_Prompt:_
Output the data verbatim, with nothing added or dropped.

◆ ◆ ◆

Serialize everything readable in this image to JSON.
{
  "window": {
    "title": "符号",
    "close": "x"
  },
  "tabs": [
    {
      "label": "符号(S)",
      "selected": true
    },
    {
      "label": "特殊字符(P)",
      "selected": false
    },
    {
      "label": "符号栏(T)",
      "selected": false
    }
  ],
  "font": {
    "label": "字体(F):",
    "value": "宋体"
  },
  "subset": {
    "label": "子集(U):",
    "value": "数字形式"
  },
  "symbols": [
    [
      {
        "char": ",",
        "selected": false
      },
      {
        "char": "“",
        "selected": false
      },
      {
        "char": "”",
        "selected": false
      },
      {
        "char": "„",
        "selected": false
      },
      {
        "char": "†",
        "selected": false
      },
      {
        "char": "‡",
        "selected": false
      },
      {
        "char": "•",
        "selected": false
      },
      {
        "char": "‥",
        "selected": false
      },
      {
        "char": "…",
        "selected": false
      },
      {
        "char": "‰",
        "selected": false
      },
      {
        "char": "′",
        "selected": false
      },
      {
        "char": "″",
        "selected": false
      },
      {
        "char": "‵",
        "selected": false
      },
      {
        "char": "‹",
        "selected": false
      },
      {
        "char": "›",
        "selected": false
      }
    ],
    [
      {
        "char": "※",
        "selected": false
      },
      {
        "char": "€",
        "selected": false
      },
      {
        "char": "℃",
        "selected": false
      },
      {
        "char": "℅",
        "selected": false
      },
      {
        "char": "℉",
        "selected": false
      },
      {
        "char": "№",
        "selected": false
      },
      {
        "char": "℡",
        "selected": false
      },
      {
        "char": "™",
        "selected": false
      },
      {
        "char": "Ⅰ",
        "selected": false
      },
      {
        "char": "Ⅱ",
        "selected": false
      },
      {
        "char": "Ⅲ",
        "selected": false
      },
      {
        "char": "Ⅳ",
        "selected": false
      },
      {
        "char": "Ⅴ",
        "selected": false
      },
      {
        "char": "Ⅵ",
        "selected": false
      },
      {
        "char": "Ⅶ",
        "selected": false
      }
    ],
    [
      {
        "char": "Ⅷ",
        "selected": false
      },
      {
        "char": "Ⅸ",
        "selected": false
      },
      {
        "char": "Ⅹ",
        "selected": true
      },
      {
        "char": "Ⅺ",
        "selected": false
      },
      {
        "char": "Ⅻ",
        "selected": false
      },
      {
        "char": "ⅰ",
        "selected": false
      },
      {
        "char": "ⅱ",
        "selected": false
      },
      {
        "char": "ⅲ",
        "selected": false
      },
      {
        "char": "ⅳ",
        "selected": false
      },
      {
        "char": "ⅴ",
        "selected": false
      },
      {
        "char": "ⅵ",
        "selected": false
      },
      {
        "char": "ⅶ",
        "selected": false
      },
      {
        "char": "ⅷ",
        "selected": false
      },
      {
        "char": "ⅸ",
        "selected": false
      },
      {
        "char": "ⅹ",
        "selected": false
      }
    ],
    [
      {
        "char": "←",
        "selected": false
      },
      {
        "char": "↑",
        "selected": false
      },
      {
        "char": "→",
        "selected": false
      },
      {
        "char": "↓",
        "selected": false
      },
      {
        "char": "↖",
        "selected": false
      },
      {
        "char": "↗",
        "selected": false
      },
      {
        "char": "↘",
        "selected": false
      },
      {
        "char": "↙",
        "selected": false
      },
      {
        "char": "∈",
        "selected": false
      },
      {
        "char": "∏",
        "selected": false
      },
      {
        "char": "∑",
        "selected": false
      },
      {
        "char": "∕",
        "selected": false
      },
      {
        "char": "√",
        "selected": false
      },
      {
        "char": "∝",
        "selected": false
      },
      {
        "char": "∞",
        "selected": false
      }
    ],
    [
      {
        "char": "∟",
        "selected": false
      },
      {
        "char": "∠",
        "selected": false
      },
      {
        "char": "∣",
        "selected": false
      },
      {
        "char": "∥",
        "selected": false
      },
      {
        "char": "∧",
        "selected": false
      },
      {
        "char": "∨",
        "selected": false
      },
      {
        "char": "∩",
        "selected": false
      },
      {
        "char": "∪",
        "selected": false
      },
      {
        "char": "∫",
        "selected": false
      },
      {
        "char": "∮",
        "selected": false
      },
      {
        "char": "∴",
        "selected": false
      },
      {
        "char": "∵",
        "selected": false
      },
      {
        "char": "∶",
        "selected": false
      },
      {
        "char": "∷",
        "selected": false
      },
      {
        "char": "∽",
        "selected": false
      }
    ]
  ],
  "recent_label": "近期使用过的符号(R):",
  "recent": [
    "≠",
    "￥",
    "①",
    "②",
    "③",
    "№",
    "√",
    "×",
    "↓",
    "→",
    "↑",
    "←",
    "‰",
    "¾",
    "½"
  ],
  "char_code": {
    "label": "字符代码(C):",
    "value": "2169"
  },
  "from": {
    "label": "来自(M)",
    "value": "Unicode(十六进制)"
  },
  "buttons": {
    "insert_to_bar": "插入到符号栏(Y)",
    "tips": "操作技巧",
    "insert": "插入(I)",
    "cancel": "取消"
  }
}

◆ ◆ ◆

_Answer box:_
Serialize everything readable in this image to JSON.
{
  "window": {
    "title": "符号",
    "close": "x"
  },
  "tabs": [
    {
      "label": "符号(S)",
      "selected": true
    },
    {
      "label": "特殊字符(P)",
      "selected": false
    },
    {
      "label": "符号栏(T)",
      "selected": false
    }
  ],
  "font": {
    "label": "字体(F):",
    "value": "宋体"
  },
  "subset": {
    "label": "子集(U):",
    "value": "数字形式"
  },
  "symbols": [
    [
      {
        "char": ",",
        "selected": false
      },
      {
        "char": "“",
        "selected": false
      },
      {
        "char": "”",
        "selected": false
      },
      {
        "char": "„",
        "selected": false
      },
      {
        "char": "†",
        "selected": false
      },
      {
        "char": "‡",
        "selected": false
      },
      {
        "char": "•",
        "selected": false
      },
      {
        "char": "‥",
        "selected": false
      },
      {
        "char": "…",
        "selected": false
      },
      {
        "char": "‰",
        "selected": false
      },
      {
        "char": "′",
        "selected": false
      },
      {
        "char": "″",
        "selected": false
      },
      {
        "char": "‵",
        "selected": false
      },
      {
        "char": "‹",
        "selected": false
      },
      {
        "char": "›",
        "selected": false
      }
    ],
    [
      {
        "char": "※",
        "selected": false
      },
      {
        "char": "€",
        "selected": false
      },
      {
        "char": "℃",
        "selected": false
      },
      {
        "char": "℅",
        "selected": false
      },
      {
        "char": "℉",
        "selected": false
      },
      {
        "char": "№",
        "selected": false
      },
      {
        "char": "℡",
        "selected": false
      },
      {
        "char": "™",
        "selected": false
      },
      {
        "char": "Ⅰ",
        "selected": false
      },
      {
        "char": "Ⅱ",
        "selected": false
      },
      {
        "char": "Ⅲ",
        "selected": false
      },
      {
        "char": "Ⅳ",
        "selected": false
      },
      {
        "char": "Ⅴ",
        "selected": false
      },
      {
        "char": "Ⅵ",
        "selected": false
      },
      {
        "char": "Ⅶ",
        "selected": false
      }
    ],
    [
      {
        "char": "Ⅷ",
        "selected": false
      },
      {
        "char": "Ⅸ",
        "selected": false
      },
      {
        "char": "Ⅹ",
        "selected": true
      },
      {
        "char": "Ⅺ",
        "selected": false
      },
      {
        "char": "Ⅻ",
        "selected": false
      },
      {
        "char": "ⅰ",
        "selected": false
      },
      {
        "char": "ⅱ",
        "selected": false
      },
      {
        "char": "ⅲ",
        "selected": false
      },
      {
        "char": "ⅳ",
        "selected": false
      },
      {
        "char": "ⅴ",
        "selected": false
      },
      {
        "char": "ⅵ",
        "selected": false
      },
      {
        "char": "ⅶ",
        "selected": false
      },
      {
        "char": "ⅷ",
        "selected": false
      },
      {
        "char": "ⅸ",
        "selected": false
      },
      {
        "char": "ⅹ",
        "selected": false
      }
    ],
    [
      {
        "char": "←",
        "selected": false
      },
      {
        "char": "↑",
        "selected": false
      },
      {
        "char": "→",
        "selected": false
      },
      {
        "char": "↓",
        "selected": false
      },
      {
        "char": "↖",
        "selected": false
      },
      {
        "char": "↗",
        "selected": false
      },
      {
        "char": "↘",
        "selected": false
      },
      {
        "char": "↙",
        "selected": false
      },
      {
        "char": "∈",
        "selected": false
      },
      {
        "char": "∏",
        "selected": false
      },
      {
        "char": "∑",
        "selected": false
      },
      {
        "char": "∕",
        "selected": false
      },
      {
        "char": "√",
        "selected": false
      },
      {
        "char": "∝",
        "selected": false
      },
      {
        "char": "∞",
        "selected": false
      }
    ],
    [
      {
        "char": "∟",
        "selected": false
      },
      {
        "char": "∠",
        "selected": false
      },
      {
        "char": "∣",
        "selected": false
      },
      {
        "char": "∥",
        "selected": false
      },
      {
        "char": "∧",
        "selected": false
      },
      {
        "char": "∨",
        "selected": false
      },
      {
        "char": "∩",
        "selected": false
      },
      {
        "char": "∪",
        "selected": false
      },
      {
        "char": "∫",
        "selected": false
      },
      {
        "char": "∮",
        "selected": false
      },
      {
        "char": "∴",
        "selected": false
      },
      {
        "char": "∵",
        "selected": false
      },
      {
        "char": "∶",
        "selected": false
      },
      {
        "char": "∷",
        "selected": false
      },
      {
        "char": "∽",
        "selected": false
      }
    ]
  ],
  "recent_label": "近期使用过的符号(R):",
  "recent": [
    "≠",
    "￥",
    "①",
    "②",
    "③",
    "№",
    "√",
    "×",
    "↓",
    "→",
    "↑",
    "←",
    "‰",
    "¾",
    "½"
  ],
  "char_code": {
    "label": "字符代码(C):",
    "value": "2169"
  },
  "from": {
    "label": "来自(M)",
    "value": "Unicode(十六进制)"
  },
  "buttons": {
    "insert_to_bar": "插入到符号栏(Y)",
    "tips": "操作技巧",
    "insert": "插入(I)",
    "cancel": "取消"
  }
}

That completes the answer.